======== Supplied data

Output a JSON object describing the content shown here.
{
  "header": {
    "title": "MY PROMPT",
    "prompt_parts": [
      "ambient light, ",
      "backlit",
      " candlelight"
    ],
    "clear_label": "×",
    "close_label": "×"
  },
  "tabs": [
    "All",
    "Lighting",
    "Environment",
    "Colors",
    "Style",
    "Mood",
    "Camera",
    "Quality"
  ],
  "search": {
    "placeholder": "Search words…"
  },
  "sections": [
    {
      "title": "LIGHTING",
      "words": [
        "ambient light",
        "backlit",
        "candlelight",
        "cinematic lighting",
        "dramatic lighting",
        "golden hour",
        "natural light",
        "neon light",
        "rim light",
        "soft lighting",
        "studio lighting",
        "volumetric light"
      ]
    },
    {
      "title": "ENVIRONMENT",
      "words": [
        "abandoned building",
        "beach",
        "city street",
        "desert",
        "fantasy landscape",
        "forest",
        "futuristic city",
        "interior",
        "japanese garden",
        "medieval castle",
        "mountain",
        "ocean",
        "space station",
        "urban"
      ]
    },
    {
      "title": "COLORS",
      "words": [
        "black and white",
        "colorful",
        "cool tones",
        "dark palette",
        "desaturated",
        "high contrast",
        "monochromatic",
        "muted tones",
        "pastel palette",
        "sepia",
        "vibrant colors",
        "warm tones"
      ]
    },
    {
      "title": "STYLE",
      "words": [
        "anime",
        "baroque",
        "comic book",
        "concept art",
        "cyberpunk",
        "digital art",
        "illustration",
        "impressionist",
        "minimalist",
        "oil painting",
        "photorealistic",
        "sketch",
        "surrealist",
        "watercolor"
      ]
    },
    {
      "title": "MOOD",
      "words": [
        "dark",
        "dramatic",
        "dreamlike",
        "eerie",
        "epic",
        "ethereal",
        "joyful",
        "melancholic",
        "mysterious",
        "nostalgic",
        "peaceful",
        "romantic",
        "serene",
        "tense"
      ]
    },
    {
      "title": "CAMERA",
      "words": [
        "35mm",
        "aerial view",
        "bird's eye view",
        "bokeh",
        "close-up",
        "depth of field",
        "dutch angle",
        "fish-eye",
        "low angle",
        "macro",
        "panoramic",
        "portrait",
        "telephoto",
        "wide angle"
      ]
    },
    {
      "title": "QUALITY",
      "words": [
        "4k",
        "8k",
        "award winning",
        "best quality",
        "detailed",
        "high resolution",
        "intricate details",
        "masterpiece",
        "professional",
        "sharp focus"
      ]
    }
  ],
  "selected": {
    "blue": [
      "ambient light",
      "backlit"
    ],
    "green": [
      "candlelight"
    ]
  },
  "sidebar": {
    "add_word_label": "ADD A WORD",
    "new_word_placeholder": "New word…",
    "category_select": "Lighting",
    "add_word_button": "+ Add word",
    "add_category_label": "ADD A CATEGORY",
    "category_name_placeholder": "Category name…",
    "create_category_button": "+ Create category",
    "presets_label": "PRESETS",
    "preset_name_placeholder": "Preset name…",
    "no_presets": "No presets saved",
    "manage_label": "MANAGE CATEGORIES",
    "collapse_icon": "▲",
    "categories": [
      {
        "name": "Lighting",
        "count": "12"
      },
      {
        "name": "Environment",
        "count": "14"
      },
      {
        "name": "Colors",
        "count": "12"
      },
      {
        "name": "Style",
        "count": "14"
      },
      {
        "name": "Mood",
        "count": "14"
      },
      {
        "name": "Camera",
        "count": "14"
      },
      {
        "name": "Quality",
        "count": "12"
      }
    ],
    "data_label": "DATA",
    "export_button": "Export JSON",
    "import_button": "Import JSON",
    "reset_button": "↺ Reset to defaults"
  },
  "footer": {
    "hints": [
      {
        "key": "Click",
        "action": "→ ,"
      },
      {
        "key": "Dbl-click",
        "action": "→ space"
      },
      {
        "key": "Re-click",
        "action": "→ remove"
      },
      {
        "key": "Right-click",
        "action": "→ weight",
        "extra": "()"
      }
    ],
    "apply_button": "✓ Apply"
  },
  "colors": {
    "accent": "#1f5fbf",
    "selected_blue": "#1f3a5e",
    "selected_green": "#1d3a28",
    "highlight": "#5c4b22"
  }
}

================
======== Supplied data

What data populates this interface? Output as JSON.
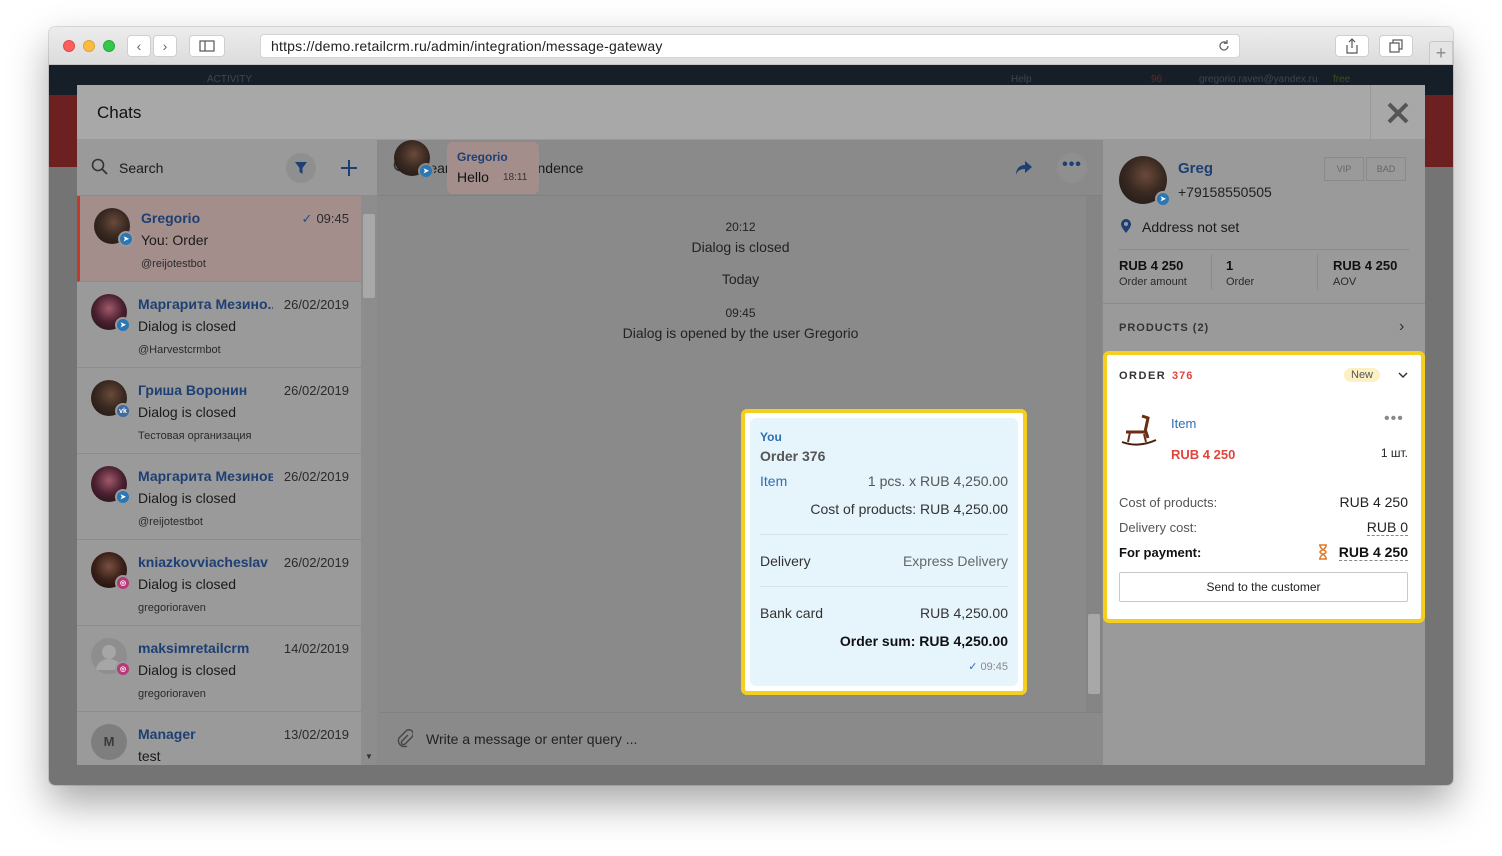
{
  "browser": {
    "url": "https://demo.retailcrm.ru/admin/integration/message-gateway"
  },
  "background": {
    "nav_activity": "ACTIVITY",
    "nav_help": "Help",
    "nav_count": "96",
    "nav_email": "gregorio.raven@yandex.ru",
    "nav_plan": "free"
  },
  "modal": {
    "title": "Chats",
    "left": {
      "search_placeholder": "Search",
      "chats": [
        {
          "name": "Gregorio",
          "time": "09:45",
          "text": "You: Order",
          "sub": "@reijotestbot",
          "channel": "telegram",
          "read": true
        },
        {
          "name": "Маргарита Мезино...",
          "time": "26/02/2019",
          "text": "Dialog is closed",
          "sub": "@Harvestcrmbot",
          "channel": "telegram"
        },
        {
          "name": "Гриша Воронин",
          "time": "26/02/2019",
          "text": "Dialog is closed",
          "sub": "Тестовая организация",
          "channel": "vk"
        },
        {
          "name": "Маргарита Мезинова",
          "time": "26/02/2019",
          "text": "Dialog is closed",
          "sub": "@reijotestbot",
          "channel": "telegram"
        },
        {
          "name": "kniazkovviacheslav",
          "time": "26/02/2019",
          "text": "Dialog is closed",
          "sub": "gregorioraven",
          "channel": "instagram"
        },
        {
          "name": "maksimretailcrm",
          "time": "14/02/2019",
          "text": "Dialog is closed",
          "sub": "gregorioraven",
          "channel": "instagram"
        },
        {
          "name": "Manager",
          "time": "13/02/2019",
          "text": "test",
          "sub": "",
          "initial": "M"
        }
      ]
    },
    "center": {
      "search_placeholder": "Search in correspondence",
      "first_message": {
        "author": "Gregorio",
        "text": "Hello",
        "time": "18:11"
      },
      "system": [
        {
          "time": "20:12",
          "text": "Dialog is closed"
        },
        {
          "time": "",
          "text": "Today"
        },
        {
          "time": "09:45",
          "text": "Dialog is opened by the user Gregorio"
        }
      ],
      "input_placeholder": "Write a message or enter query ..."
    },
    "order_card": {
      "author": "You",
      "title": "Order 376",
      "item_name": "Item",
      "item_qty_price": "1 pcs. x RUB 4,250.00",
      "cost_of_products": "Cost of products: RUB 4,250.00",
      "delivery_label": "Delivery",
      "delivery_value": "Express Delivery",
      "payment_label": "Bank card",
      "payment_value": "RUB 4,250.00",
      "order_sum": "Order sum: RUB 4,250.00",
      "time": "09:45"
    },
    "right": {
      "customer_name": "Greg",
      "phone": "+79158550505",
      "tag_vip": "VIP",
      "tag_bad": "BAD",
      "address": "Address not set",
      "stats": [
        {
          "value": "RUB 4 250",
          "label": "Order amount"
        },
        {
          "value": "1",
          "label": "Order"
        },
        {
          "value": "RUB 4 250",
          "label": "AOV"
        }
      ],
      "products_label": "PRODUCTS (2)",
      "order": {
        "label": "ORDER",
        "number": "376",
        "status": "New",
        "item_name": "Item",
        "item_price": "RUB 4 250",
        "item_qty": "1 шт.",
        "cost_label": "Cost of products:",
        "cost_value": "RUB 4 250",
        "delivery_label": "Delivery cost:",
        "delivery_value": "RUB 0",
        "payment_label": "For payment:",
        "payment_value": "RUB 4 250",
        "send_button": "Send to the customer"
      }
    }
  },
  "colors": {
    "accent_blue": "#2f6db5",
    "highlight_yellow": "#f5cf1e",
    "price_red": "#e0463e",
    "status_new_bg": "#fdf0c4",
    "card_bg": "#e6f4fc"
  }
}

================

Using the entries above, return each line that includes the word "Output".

Result >>
Output a JSON object describing the content shown here.
What data populates this interface? Output as JSON.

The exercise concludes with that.